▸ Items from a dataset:

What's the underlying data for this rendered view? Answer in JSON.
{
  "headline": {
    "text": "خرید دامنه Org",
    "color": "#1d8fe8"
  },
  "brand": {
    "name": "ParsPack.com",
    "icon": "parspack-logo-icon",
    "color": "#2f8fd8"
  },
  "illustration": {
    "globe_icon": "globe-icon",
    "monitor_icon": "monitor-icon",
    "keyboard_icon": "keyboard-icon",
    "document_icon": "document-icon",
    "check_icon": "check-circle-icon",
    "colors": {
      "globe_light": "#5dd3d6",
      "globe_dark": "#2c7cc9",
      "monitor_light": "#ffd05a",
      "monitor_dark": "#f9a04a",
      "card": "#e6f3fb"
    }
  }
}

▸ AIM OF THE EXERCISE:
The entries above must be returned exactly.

▸ WRITTEN ANSWER:
What's the underlying data for this rendered view? Answer in JSON.
{
  "headline": {
    "text": "خرید دامنه Org",
    "color": "#1d8fe8"
  },
  "brand": {
    "name": "ParsPack.com",
    "icon": "parspack-logo-icon",
    "color": "#2f8fd8"
  },
  "illustration": {
    "globe_icon": "globe-icon",
    "monitor_icon": "monitor-icon",
    "keyboard_icon": "keyboard-icon",
    "document_icon": "document-icon",
    "check_icon": "check-circle-icon",
    "colors": {
      "globe_light": "#5dd3d6",
      "globe_dark": "#2c7cc9",
      "monitor_light": "#ffd05a",
      "monitor_dark": "#f9a04a",
      "card": "#e6f3fb"
    }
  }
}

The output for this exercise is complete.